I get around folks all the time who move like gnats. Have you ever noticed a gnat? It has no particular direction and actually flies in little, tiny circles, attempting to locate some sort of goal that would give its life purpose. So one gnat in a room can be much more annoying than two flies. The flies are bigger and buzz more, but they do occasionally land and rest for a spell instead of continually fidgeting to make themselves known without any obvious purpose.

Do we really look more intelligent and creative when we’re abuzz? Does quickening our step get us somewhere faster, or just increase the possibility of tripping up? Is worrying the sign of true concern, or just an obvious admission that we don’t really know what we’re doing and certainly don’t believe in what we’re pursuing?

I do hate it when people say they’re busy. “I didn’t write you this week because I was busy.” So I guess that means that because I DID write to you, my life must be devoid of purpose. Or does it mean that I took the time to leisurely grant you three or four minutes of my thoughts to send your way?

Don’t tell me you’re too busy. Don’t run around all abustle, convincing the world that God is anxiously awaiting the results of your present adventure. We take ourselves too seriously. In the process, we admit that life is serious. In doing that, we stop having fun.

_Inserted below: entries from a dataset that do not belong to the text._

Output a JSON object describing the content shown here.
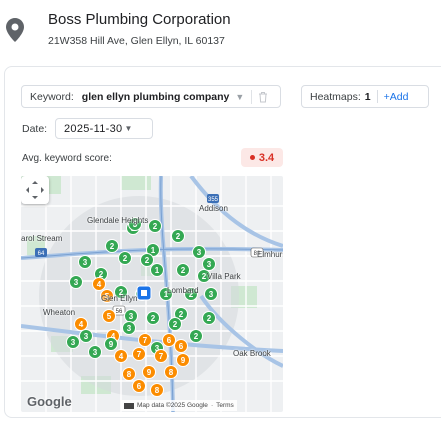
{
  "business": {
    "name": "Boss Plumbing Corporation",
    "address": "21W358 Hill Ave, Glen Ellyn, IL 60137"
  },
  "keyword": {
    "label": "Keyword:",
    "value": "glen ellyn plumbing company"
  },
  "heatmaps": {
    "label": "Heatmaps:",
    "count": "1",
    "add_label": "+Add"
  },
  "date": {
    "label": "Date:",
    "value": "2025-11-30"
  },
  "score": {
    "label": "Avg. keyword score:",
    "value": "3.4",
    "color": "#d93025"
  },
  "map": {
    "place_labels": {
      "glendale_heights": "Glendale Heights",
      "carol_stream": "arol Stream",
      "addison": "Addison",
      "elmhurst": "Elmhurst",
      "villa_park": "Villa Park",
      "lombard": "Lombard",
      "glen_ellyn": "Glen Ellyn",
      "wheaton": "Wheaton",
      "oak_brook": "Oak Brook"
    },
    "road_shields": {
      "r64": "64",
      "r355": "355",
      "r83": "83",
      "r56": "56"
    },
    "google_label": "Google",
    "attribution": {
      "map_data": "Map data ©2025 Google",
      "terms": "Terms"
    },
    "colors": {
      "good": "#34a853",
      "medium": "#fb8c00",
      "poor": "#e53935",
      "center": "#1a73e8"
    },
    "pins": [
      {
        "rank": "1",
        "level": "good"
      },
      {
        "rank": "2",
        "level": "good"
      },
      {
        "rank": "2",
        "level": "good"
      },
      {
        "rank": "1",
        "level": "good"
      },
      {
        "rank": "2",
        "level": "good"
      },
      {
        "rank": "3",
        "level": "good"
      },
      {
        "rank": "2",
        "level": "good"
      },
      {
        "rank": "2",
        "level": "good"
      },
      {
        "rank": "2",
        "level": "good"
      },
      {
        "rank": "1",
        "level": "good"
      },
      {
        "rank": "2",
        "level": "good"
      },
      {
        "rank": "2",
        "level": "good"
      },
      {
        "rank": "3",
        "level": "good"
      },
      {
        "rank": "3",
        "level": "good"
      },
      {
        "rank": "4",
        "level": "medium"
      },
      {
        "rank": "2",
        "level": "good"
      },
      {
        "rank": "2",
        "level": "good"
      },
      {
        "rank": "1",
        "level": "good"
      },
      {
        "rank": "2",
        "level": "good"
      },
      {
        "rank": "3",
        "level": "good"
      },
      {
        "rank": "3",
        "level": "good"
      },
      {
        "rank": "2",
        "level": "good"
      },
      {
        "rank": "2",
        "level": "good"
      },
      {
        "rank": "4",
        "level": "medium"
      },
      {
        "rank": "5",
        "level": "medium"
      },
      {
        "rank": "2",
        "level": "good"
      },
      {
        "rank": "2",
        "level": "good"
      },
      {
        "rank": "3",
        "level": "good"
      },
      {
        "rank": "4",
        "level": "medium"
      },
      {
        "rank": "3",
        "level": "good"
      },
      {
        "rank": "2",
        "level": "good"
      },
      {
        "rank": "3",
        "level": "good"
      },
      {
        "rank": "3",
        "level": "good"
      },
      {
        "rank": "4",
        "level": "medium"
      },
      {
        "rank": "7",
        "level": "medium"
      },
      {
        "rank": "7",
        "level": "medium"
      },
      {
        "rank": "9",
        "level": "medium"
      },
      {
        "rank": "7",
        "level": "medium"
      },
      {
        "rank": "8",
        "level": "medium"
      },
      {
        "rank": "9",
        "level": "medium"
      },
      {
        "rank": "8",
        "level": "medium"
      },
      {
        "rank": "9",
        "level": "good"
      },
      {
        "rank": "3",
        "level": "good"
      },
      {
        "rank": "3",
        "level": "good"
      },
      {
        "rank": "3",
        "level": "good"
      },
      {
        "rank": "5",
        "level": "medium"
      },
      {
        "rank": "6",
        "level": "medium"
      },
      {
        "rank": "6",
        "level": "medium"
      },
      {
        "rank": "6",
        "level": "medium"
      },
      {
        "rank": "8",
        "level": "medium"
      }
    ]
  }
}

I am not busy. And if I am busy, I will stop immediately. I will not move one inch until my joy returns and I can go back to meticulously relishing every single moment of my endeavors.